Syrian Refugees—How Many More Can We Afford?

October 5, 2015 Updated: October 5, 2015

Ten people want to move into your house. The reasons may be good such as there has been violence in their neighborhood or life in general has been bad where they currently live. These same people would also need for you to provide them with cash, food, education assistance, childcare, and most likely half of the ten would need this assistance for the rest of their lives. You couldn’t financially afford to do it. The United States is not doing it so well either.

Welcome to refugee land—the United States of America! We have at least 10,000 Syrian refugees coming but that’s not many in comparison to the three million plus refugees we’ve received since 1975. Since 1980 our annual refugee intake has been at about 98,000 per year. This doesn’t count another 40,000 per year in asylum seekers and Cuban/Haitian entrants. They have the same rights and entitlements as refugees.

The pressure to take thousands of Syrians is now upon our country. Ten thousand has been the most recent announced number by our President. However, as millions flee wore-torn Syria the world eyes America in hopes that we will take far more than a few thousand. Who can blame the Syrian refugees? I would want to get out of Syria. The problem is more than Syria. We take refugees from all over the planet and the intake is costing us billions. How far can we go? How many more can we afford? We can’t even afford to write our elderly social security checks every month and yet we receive 90,000 to 100,000 more refugees every year.

In 2012 the leading countries in order of numbers of refugees sent to the United States were Bhutan, Burma, Iraq, Somalia, Cuba, Democratic Republic of the Congo, Iran, Eritrea, and Sudan. Was this really the responsibility of the United States to receive 100,000 people from these countries? In 47 percent of the cases they didn’t even reimburse our country for their plane tickets to America.

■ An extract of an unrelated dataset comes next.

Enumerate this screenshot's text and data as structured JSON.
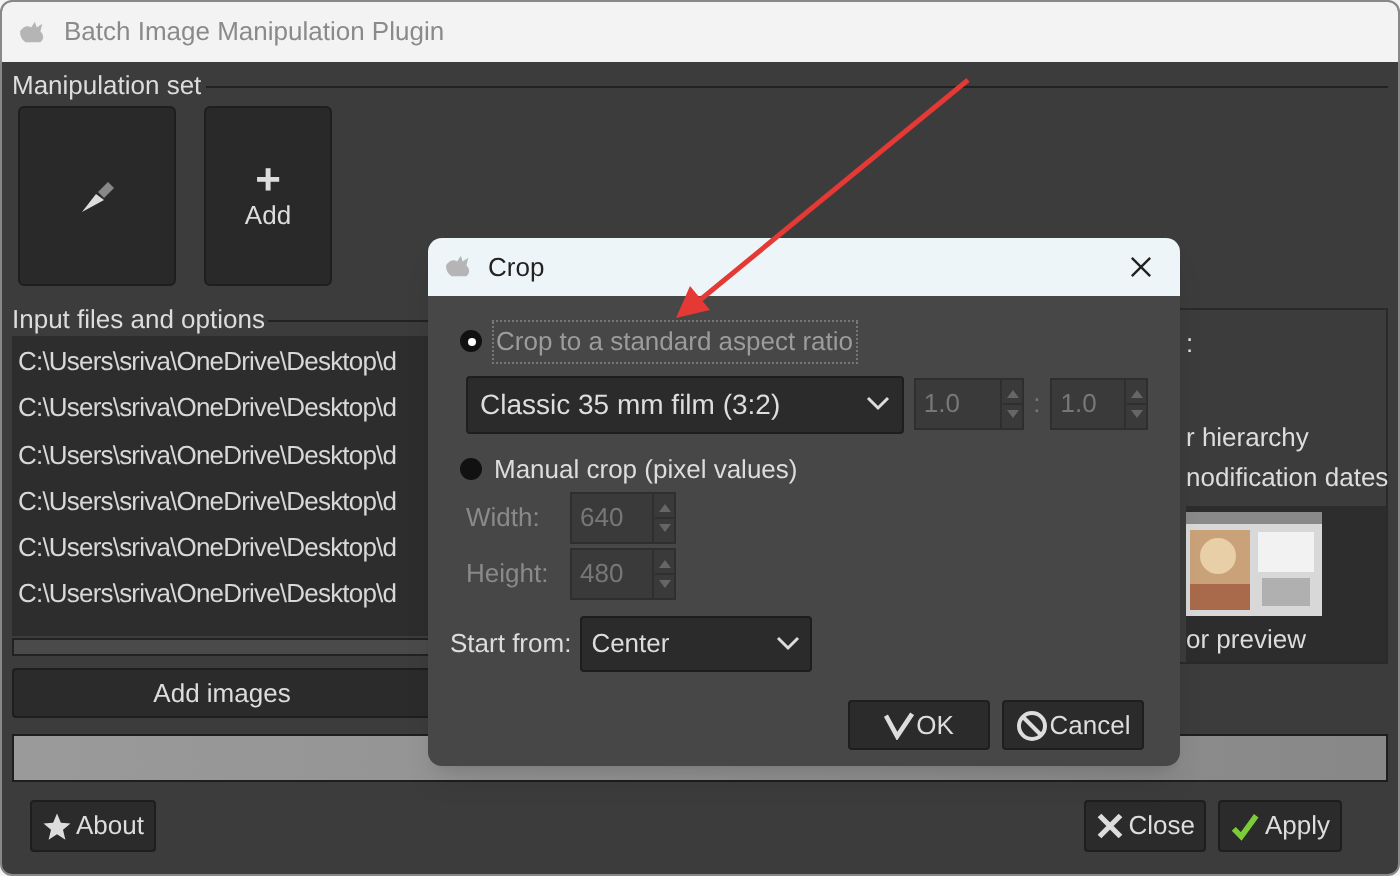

Refugee resettlement is a self-perpetuating global enterprise. Staff and management of the hundreds of taxpayer supported U.S. contractors are largely refugees or immigrants whose purpose is to gain entry for more refugees, usually for their co-ethnics. While refugees are winners, non-profits who orchestrate refugee placement are big financial winners and need to be monitored more. They are: U.S. Conference of Catholic Bishops, Lutheran Immigrant Aid Society, International Rescue Committee, Church World Service, Episcopal Church of the USA, and there are more.

Federal programs available to the refugees include: Temporary Assistance for Needy Families, Medicaid, Food Stamps, Public Housing, Supplemental Security Income (SSI), Social Security Disability Insurance, Administration of Developmental Disabilities, Child Care and Development, Independent Living Program, Low Income Home Energy Assistance Program, Post-Secondary Education Loans and Grants, Refugee Assistance Programs, Title IV Foster Care and Adoption Assistance payments if parents are qualified immigrants, refugees, et cetera, Title XX Social Services Block Grant Funds.

Welfare use is staggering among refugees. Welfare usage is never counted by officials as part of the cost of the refugee program. Yet, when it is included, the total cost of the refugee program soars to at least 10 billion to 20 billion a year.

As some Americans are pushed off time limited welfare programs many refugees are going on to lifetime cash assistance programs. 12.7 percent of refugees are on SSI—a lifetime entitlement to a monthly check/Medicaid for the elderly or disabled. This rate of usage is at least four times higher than the rate of usage for SSI among the native-born population and is reportedly rising from these already very high levels. Permanent and intergenerational welfare dependence has been allowed to take hold to a significant degree in some refugee groups.

Be very aware of our refugee crisis in this nation. How many more can we transport, feed, house, and clothe? Eventually our entire welfare system will collapse. Maybe we should seriously consider just how many more can we really afford?

Glenn Mollette is an American syndicated columnist and writer who lives in Newburgh, Indiana. He authored eleven books, including “American Issues.”

Views expressed in this article are the opinions of the author and do not necessarily reflect the views of The Epoch Times.